Web page and app entries
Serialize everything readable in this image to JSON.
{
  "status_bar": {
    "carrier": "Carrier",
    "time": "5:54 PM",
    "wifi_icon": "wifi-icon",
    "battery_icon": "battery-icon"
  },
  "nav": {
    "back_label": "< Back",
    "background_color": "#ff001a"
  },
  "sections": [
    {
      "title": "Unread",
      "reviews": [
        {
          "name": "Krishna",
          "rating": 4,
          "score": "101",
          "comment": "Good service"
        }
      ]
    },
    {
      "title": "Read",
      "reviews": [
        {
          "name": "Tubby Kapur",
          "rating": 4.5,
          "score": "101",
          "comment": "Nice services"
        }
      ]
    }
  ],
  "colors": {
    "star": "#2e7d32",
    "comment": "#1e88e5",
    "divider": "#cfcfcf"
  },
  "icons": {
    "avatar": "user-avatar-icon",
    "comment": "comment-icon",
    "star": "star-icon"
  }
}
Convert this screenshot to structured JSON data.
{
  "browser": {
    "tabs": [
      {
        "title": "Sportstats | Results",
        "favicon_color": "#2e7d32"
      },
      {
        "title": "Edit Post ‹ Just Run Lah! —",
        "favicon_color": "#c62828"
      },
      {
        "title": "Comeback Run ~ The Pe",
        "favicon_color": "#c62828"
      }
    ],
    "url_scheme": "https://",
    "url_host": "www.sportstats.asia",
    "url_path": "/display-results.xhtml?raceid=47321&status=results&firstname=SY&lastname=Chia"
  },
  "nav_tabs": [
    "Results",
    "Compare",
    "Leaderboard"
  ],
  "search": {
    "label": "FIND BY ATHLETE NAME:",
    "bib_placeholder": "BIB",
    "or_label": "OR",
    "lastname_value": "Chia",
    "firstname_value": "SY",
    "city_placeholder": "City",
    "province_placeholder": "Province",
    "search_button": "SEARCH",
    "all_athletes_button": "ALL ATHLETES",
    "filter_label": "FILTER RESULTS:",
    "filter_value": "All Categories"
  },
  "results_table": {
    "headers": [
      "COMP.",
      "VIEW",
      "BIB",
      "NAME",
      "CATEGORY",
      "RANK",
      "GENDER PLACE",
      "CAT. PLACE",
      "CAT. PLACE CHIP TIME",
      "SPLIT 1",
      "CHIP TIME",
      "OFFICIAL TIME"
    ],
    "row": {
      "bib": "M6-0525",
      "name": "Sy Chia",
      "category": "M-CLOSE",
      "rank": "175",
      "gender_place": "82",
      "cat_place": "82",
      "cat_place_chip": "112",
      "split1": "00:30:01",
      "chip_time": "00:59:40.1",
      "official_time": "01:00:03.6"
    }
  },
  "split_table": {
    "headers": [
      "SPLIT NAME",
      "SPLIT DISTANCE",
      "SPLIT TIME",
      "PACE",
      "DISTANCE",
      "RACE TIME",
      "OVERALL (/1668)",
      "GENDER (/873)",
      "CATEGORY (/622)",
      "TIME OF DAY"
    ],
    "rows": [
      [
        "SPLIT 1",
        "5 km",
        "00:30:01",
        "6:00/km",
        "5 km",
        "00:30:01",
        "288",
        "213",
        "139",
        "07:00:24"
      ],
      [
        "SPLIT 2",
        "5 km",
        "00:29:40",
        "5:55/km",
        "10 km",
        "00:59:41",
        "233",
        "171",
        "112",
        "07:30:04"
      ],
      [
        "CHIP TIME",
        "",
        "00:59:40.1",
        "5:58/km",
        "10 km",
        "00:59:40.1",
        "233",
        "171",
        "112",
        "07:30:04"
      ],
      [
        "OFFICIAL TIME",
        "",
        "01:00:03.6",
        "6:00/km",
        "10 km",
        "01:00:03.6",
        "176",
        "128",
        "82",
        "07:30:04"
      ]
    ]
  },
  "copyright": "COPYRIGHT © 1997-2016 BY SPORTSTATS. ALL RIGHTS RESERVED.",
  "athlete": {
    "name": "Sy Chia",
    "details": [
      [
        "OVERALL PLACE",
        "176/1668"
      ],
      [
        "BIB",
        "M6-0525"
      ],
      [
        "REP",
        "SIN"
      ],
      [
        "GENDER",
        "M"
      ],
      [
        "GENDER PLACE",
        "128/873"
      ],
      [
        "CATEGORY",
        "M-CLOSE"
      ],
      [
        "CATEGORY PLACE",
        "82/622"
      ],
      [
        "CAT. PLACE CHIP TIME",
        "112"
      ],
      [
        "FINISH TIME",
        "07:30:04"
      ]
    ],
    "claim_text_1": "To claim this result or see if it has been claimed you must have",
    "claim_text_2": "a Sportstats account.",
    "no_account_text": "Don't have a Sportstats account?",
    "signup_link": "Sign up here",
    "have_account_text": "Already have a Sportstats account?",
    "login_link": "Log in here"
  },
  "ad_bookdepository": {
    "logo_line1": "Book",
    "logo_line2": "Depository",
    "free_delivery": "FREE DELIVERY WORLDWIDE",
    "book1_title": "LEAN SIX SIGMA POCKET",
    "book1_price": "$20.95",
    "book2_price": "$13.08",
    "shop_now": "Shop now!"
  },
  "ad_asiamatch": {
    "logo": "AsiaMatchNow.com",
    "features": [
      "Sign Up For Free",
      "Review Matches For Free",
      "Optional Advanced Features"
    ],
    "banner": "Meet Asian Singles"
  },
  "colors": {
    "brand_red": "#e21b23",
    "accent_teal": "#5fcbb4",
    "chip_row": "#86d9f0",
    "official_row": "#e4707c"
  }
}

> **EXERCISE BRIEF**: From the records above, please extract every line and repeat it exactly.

> **OUTPUT FOR THIS TASK**:
Serialize everything readable in this image to JSON.
{
  "status_bar": {
    "carrier": "Carrier",
    "time": "5:54 PM",
    "wifi_icon": "wifi-icon",
    "battery_icon": "battery-icon"
  },
  "nav": {
    "back_label": "< Back",
    "background_color": "#ff001a"
  },
  "sections": [
    {
      "title": "Unread",
      "reviews": [
        {
          "name": "Krishna",
          "rating": 4,
          "score": "101",
          "comment": "Good service"
        }
      ]
    },
    {
      "title": "Read",
      "reviews": [
        {
          "name": "Tubby Kapur",
          "rating": 4.5,
          "score": "101",
          "comment": "Nice services"
        }
      ]
    }
  ],
  "colors": {
    "star": "#2e7d32",
    "comment": "#1e88e5",
    "divider": "#cfcfcf"
  },
  "icons": {
    "avatar": "user-avatar-icon",
    "comment": "comment-icon",
    "star": "star-icon"
  }
}
Convert this screenshot to structured JSON data.
{
  "browser": {
    "tabs": [
      {
        "title": "Sportstats | Results",
        "favicon_color": "#2e7d32"
      },
      {
        "title": "Edit Post ‹ Just Run Lah! —",
        "favicon_color": "#c62828"
      },
      {
        "title": "Comeback Run ~ The Pe",
        "favicon_color": "#c62828"
      }
    ],
    "url_scheme": "https://",
    "url_host": "www.sportstats.asia",
    "url_path": "/display-results.xhtml?raceid=47321&status=results&firstname=SY&lastname=Chia"
  },
  "nav_tabs": [
    "Results",
    "Compare",
    "Leaderboard"
  ],
  "search": {
    "label": "FIND BY ATHLETE NAME:",
    "bib_placeholder": "BIB",
    "or_label": "OR",
    "lastname_value": "Chia",
    "firstname_value": "SY",
    "city_placeholder": "City",
    "province_placeholder": "Province",
    "search_button": "SEARCH",
    "all_athletes_button": "ALL ATHLETES",
    "filter_label": "FILTER RESULTS:",
    "filter_value": "All Categories"
  },
  "results_table": {
    "headers": [
      "COMP.",
      "VIEW",
      "BIB",
      "NAME",
      "CATEGORY",
      "RANK",
      "GENDER PLACE",
      "CAT. PLACE",
      "CAT. PLACE CHIP TIME",
      "SPLIT 1",
      "CHIP TIME",
      "OFFICIAL TIME"
    ],
    "row": {
      "bib": "M6-0525",
      "name": "Sy Chia",
      "category": "M-CLOSE",
      "rank": "175",
      "gender_place": "82",
      "cat_place": "82",
      "cat_place_chip": "112",
      "split1": "00:30:01",
      "chip_time": "00:59:40.1",
      "official_time": "01:00:03.6"
    }
  },
  "split_table": {
    "headers": [
      "SPLIT NAME",
      "SPLIT DISTANCE",
      "SPLIT TIME",
      "PACE",
      "DISTANCE",
      "RACE TIME",
      "OVERALL (/1668)",
      "GENDER (/873)",
      "CATEGORY (/622)",
      "TIME OF DAY"
    ],
    "rows": [
      [
        "SPLIT 1",
        "5 km",
        "00:30:01",
        "6:00/km",
        "5 km",
        "00:30:01",
        "288",
        "213",
        "139",
        "07:00:24"
      ],
      [
        "SPLIT 2",
        "5 km",
        "00:29:40",
        "5:55/km",
        "10 km",
        "00:59:41",
        "233",
        "171",
        "112",
        "07:30:04"
      ],
      [
        "CHIP TIME",
        "",
        "00:59:40.1",
        "5:58/km",
        "10 km",
        "00:59:40.1",
        "233",
        "171",
        "112",
        "07:30:04"
      ],
      [
        "OFFICIAL TIME",
        "",
        "01:00:03.6",
        "6:00/km",
        "10 km",
        "01:00:03.6",
        "176",
        "128",
        "82",
        "07:30:04"
      ]
    ]
  },
  "copyright": "COPYRIGHT © 1997-2016 BY SPORTSTATS. ALL RIGHTS RESERVED.",
  "athlete": {
    "name": "Sy Chia",
    "details": [
      [
        "OVERALL PLACE",
        "176/1668"
      ],
      [
        "BIB",
        "M6-0525"
      ],
      [
        "REP",
        "SIN"
      ],
      [
        "GENDER",
        "M"
      ],
      [
        "GENDER PLACE",
        "128/873"
      ],
      [
        "CATEGORY",
        "M-CLOSE"
      ],
      [
        "CATEGORY PLACE",
        "82/622"
      ],
      [
        "CAT. PLACE CHIP TIME",
        "112"
      ],
      [
        "FINISH TIME",
        "07:30:04"
      ]
    ],
    "claim_text_1": "To claim this result or see if it has been claimed you must have",
    "claim_text_2": "a Sportstats account.",
    "no_account_text": "Don't have a Sportstats account?",
    "signup_link": "Sign up here",
    "have_account_text": "Already have a Sportstats account?",
    "login_link": "Log in here"
  },
  "ad_bookdepository": {
    "logo_line1": "Book",
    "logo_line2": "Depository",
    "free_delivery": "FREE DELIVERY WORLDWIDE",
    "book1_title": "LEAN SIX SIGMA POCKET",
    "book1_price": "$20.95",
    "book2_price": "$13.08",
    "shop_now": "Shop now!"
  },
  "ad_asiamatch": {
    "logo": "AsiaMatchNow.com",
    "features": [
      "Sign Up For Free",
      "Review Matches For Free",
      "Optional Advanced Features"
    ],
    "banner": "Meet Asian Singles"
  },
  "colors": {
    "brand_red": "#e21b23",
    "accent_teal": "#5fcbb4",
    "chip_row": "#86d9f0",
    "official_row": "#e4707c"
  }
}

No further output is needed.